◆ **What is expected**: For each line below that holds "selected", return the line as it stands.

◆ **Data in this exercise**:

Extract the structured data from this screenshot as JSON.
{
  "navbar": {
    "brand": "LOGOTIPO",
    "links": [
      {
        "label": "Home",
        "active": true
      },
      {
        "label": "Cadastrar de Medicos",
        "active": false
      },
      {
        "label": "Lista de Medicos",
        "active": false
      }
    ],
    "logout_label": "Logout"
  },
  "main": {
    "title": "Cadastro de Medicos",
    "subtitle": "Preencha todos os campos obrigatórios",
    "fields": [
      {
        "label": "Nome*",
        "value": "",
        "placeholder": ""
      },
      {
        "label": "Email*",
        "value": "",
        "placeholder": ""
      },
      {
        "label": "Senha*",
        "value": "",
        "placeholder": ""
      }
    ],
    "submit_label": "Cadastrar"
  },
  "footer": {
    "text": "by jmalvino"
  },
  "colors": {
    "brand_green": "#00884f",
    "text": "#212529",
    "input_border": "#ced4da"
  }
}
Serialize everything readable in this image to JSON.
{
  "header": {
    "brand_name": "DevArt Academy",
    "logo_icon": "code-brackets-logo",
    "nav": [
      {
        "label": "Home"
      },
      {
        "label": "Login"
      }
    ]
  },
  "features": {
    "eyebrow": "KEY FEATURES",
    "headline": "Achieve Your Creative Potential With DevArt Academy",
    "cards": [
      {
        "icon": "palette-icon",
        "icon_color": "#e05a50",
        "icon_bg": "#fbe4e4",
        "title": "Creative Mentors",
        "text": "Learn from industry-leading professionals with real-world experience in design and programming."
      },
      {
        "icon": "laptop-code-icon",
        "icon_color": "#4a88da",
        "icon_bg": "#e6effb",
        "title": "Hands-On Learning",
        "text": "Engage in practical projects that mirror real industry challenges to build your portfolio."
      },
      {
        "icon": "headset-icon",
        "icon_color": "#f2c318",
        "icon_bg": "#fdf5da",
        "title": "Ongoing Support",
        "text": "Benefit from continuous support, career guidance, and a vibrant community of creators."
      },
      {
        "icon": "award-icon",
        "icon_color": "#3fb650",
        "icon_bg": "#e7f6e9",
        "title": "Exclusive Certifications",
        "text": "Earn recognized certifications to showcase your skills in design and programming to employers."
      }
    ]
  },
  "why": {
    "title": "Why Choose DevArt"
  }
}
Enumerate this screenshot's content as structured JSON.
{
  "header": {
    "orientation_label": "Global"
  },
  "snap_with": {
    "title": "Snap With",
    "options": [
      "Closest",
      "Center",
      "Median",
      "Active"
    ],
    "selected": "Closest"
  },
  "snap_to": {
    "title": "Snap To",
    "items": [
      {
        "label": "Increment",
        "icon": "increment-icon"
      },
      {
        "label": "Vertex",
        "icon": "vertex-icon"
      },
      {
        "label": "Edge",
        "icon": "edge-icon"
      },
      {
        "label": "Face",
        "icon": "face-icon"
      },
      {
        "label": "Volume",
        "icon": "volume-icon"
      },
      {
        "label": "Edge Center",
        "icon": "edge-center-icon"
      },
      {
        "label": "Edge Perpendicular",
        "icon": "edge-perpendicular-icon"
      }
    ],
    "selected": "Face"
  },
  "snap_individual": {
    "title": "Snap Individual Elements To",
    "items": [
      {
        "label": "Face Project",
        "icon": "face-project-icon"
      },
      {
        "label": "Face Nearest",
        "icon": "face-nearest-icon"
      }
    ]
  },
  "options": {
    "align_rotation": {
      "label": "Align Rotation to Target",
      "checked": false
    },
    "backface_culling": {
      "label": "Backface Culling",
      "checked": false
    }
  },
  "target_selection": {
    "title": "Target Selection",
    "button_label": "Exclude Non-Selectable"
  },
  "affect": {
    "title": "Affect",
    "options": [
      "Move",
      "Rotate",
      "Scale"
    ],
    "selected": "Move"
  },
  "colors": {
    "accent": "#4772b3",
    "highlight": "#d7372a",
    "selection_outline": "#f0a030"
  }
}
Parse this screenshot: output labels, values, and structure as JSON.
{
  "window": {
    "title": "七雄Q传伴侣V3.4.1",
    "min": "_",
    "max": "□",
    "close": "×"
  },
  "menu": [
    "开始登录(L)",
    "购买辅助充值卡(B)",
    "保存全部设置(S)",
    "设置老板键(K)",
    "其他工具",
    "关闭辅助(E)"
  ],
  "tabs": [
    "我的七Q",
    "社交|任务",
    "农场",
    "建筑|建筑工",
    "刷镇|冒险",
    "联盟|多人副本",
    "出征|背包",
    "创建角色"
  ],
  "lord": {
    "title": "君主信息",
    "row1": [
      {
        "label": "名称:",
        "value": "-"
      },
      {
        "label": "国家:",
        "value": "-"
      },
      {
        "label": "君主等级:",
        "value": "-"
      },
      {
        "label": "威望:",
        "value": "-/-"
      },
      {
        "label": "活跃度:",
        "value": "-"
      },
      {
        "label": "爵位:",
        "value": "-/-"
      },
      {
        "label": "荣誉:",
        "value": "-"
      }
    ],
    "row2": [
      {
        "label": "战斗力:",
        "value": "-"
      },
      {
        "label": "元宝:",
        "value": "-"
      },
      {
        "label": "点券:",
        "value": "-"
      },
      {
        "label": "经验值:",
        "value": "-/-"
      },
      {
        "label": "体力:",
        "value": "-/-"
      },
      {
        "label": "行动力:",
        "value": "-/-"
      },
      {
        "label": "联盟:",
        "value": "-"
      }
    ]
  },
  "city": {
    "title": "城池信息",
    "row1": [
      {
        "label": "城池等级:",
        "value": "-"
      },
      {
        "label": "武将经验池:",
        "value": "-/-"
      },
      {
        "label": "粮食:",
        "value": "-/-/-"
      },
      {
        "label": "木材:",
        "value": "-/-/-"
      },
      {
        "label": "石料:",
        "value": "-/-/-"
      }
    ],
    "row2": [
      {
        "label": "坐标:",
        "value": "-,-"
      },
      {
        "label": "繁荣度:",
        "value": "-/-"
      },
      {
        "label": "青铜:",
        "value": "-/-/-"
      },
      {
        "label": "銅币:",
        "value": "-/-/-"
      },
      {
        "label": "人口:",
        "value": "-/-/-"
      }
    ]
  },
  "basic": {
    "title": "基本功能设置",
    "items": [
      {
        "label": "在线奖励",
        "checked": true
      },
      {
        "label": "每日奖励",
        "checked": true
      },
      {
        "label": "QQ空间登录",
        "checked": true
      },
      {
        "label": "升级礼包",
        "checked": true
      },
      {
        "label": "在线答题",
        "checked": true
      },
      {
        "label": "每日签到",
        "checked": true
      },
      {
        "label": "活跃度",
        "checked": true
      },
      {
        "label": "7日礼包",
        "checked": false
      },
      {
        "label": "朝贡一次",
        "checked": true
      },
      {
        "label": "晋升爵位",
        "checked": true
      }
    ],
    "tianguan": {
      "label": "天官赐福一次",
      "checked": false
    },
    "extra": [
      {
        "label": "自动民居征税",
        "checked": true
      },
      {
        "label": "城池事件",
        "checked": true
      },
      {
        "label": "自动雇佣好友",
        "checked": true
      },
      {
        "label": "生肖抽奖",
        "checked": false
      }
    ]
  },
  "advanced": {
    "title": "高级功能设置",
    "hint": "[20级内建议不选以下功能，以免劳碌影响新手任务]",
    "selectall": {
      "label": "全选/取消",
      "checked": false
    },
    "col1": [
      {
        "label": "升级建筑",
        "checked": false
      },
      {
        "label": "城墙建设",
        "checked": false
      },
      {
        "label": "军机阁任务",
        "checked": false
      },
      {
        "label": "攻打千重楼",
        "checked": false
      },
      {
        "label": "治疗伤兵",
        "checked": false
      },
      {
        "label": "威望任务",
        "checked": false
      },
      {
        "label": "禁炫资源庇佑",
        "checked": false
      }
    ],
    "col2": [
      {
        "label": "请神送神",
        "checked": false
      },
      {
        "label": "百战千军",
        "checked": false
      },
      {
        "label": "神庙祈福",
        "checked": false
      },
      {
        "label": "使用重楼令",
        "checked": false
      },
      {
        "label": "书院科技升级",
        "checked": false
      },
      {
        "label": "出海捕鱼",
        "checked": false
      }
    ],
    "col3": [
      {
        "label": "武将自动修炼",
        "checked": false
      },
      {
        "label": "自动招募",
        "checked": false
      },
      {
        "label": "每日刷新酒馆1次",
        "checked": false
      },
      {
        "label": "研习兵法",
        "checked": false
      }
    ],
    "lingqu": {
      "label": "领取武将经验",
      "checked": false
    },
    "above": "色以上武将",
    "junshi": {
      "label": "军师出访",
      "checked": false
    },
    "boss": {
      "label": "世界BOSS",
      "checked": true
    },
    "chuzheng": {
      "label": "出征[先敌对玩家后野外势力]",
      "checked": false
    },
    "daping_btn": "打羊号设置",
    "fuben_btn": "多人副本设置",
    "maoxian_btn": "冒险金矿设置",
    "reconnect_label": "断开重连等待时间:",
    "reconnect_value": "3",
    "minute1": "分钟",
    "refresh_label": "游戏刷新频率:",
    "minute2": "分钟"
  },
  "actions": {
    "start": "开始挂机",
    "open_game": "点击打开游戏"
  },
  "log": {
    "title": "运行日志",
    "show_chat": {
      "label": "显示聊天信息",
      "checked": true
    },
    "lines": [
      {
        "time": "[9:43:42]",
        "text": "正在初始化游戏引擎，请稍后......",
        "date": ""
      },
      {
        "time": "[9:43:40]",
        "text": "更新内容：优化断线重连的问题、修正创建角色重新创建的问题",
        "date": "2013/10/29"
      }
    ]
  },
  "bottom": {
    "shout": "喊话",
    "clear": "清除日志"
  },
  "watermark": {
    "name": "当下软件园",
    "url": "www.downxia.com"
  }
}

◆ **Task response**:
    "selected": "Closest"
    "selected": "Face"
    "selected": "Move"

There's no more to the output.